Land can be contaminated by, for example:
- previous industrial or commercial usage such as gas works, fuel stations, mining or landfilling;
- proximity to contaminated areas such as landfills; or
- its natural state. For example, marsh gas can cause a contamination problem, particularly in areas which are occupied by moss/peat land.
Contamination can occur in a number of forms, for example (but not limited to):
- in soil (for example heavy metals in ash or clinker);
- a spillage of a substance which may affect groundwater or a river, or affect people/property in vapour form; or
- ground gases (methane and/or carbon dioxide) from a landfill or other area of filled land.
Qualified and experienced professionals should investigate any suspected contamination.
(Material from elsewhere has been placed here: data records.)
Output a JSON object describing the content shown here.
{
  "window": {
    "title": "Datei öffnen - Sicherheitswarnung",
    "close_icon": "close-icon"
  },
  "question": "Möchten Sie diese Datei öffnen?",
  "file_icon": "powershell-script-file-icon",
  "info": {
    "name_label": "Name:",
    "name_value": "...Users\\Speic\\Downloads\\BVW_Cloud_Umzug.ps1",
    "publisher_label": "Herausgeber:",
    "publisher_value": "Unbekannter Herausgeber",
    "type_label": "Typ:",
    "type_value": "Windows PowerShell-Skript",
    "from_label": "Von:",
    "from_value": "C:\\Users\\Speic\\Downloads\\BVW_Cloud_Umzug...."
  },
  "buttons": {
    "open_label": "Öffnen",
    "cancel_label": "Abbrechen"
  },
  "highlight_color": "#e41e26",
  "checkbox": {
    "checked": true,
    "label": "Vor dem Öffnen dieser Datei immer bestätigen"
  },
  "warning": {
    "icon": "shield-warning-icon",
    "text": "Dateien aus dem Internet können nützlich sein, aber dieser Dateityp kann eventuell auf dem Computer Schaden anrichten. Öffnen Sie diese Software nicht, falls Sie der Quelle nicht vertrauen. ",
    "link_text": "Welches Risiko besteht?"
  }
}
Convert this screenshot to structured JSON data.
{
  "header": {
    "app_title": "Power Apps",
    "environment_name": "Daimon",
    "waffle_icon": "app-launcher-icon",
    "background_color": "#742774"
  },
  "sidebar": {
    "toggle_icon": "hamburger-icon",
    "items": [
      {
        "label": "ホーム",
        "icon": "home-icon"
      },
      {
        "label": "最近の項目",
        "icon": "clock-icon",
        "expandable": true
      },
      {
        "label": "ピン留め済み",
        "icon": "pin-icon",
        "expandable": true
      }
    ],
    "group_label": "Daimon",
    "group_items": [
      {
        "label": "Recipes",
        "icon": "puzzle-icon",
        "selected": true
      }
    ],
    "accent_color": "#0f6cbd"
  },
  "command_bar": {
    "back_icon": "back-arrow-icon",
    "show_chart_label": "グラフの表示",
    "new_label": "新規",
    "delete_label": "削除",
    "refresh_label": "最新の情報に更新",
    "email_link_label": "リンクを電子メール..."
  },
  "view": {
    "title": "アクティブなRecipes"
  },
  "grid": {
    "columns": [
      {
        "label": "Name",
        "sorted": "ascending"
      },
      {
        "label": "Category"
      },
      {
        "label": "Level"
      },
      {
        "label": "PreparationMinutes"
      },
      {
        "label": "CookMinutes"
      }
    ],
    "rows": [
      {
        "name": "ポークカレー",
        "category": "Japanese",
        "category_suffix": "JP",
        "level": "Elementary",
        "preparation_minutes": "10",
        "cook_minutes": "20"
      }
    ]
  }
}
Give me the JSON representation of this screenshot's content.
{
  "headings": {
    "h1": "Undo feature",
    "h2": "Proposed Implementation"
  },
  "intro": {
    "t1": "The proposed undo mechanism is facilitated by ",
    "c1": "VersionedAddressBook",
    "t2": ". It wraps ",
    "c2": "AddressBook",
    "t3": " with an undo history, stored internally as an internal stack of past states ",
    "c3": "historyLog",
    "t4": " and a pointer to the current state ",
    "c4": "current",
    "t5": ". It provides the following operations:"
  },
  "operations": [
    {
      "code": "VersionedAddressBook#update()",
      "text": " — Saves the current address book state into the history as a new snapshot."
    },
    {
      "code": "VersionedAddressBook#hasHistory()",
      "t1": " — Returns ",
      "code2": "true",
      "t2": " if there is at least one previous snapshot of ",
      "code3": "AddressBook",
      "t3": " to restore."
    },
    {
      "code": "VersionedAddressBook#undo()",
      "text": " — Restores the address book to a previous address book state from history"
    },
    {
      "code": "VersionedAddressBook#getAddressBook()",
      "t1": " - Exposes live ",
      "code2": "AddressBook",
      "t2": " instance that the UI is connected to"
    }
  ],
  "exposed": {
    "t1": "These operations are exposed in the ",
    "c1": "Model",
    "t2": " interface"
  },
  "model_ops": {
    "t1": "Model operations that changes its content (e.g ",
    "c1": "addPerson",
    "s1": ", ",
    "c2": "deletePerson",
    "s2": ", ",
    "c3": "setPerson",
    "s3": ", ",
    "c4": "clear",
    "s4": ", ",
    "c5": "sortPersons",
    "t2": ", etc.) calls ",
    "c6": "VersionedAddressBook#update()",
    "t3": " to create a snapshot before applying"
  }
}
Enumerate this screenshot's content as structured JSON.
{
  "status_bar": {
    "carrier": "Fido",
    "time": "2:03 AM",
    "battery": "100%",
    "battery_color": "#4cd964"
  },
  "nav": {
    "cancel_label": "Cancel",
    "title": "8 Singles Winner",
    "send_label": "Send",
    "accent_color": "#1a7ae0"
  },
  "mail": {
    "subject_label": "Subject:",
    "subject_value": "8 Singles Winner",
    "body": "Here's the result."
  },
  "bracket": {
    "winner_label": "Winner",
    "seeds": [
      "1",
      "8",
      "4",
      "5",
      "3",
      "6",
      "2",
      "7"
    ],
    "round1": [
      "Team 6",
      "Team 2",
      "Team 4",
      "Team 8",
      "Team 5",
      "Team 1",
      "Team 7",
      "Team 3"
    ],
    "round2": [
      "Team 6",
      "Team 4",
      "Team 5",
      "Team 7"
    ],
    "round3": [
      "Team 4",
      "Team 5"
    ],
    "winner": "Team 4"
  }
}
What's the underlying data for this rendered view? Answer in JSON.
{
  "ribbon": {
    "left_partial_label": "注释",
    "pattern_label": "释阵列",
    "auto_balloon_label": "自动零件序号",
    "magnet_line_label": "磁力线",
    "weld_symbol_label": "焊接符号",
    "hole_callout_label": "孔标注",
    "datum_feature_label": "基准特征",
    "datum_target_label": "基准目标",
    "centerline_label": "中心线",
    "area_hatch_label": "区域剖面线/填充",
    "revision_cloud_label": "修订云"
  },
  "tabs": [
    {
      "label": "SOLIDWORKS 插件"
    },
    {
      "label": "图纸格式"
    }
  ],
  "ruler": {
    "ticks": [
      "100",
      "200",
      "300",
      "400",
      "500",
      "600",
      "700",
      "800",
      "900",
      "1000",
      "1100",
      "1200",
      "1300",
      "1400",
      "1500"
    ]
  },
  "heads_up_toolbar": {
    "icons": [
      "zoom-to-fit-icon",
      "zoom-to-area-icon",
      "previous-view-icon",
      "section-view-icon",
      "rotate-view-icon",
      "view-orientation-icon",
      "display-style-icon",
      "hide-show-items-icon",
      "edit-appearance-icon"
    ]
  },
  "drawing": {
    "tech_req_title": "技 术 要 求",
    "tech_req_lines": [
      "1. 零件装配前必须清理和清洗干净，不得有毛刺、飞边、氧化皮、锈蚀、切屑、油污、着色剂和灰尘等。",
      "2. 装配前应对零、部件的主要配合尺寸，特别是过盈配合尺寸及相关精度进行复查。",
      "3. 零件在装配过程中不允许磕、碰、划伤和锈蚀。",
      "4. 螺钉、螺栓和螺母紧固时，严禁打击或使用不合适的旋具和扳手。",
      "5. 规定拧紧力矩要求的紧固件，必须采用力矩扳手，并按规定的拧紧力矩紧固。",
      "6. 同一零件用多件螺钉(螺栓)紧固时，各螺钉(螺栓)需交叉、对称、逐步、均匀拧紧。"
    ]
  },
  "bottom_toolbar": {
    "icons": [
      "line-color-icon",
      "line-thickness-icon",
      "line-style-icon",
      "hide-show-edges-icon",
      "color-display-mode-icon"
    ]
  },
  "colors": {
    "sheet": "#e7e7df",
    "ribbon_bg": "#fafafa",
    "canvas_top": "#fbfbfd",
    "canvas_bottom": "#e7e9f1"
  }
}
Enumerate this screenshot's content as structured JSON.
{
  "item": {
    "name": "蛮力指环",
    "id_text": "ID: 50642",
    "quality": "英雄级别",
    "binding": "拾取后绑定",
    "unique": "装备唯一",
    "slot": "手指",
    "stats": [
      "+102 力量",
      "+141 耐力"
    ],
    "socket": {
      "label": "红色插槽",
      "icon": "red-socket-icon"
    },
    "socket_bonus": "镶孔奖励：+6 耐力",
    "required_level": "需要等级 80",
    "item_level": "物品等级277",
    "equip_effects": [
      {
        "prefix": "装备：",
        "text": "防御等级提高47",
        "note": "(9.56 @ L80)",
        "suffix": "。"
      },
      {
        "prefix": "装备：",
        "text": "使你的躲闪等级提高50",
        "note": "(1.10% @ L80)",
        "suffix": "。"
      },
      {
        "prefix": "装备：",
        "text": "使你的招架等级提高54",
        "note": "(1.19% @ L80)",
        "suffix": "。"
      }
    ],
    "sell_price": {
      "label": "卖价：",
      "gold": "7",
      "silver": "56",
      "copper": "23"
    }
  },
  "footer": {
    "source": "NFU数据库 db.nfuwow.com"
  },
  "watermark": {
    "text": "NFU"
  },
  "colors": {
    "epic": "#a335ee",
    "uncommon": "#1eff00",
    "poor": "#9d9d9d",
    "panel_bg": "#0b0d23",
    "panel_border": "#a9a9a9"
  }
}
Even though contamination may be present on a site, it may not be significant unless the use or state of the site changes or contaminants are disturbed or mobilised.
Contamination can be addressed within the planning regime or by legislation within the Environmental Protection Act 1990.
Contaminated Land Strategy
Part 2A legislation requires all Local Authorities to produce a written strategy on how they are to carry out their duties. The current version of the Inspection Strategy can be viewed below.
Domestic heating oil spills
If you have a heating oil tank please refer to the Heating Oil Spills Guidance document (PDF, 495KB).
Public Health England has produced a useful guide for Domestic Heating Oil.
Radon gas is a naturally occurring radioactive gas that is released from some types of geology such as granites, limestones and some shales. Although the gas is radioactive, it is not considered to be a health issue until the gas becomes trapped in a confined space and concentrations of the gas build up to levels that are considered to be of concern.
You can find out if your property stands in a radon affected area on the UK Radon website.
Tests and further information on radon are available directly from the Public Health England (PHE) website.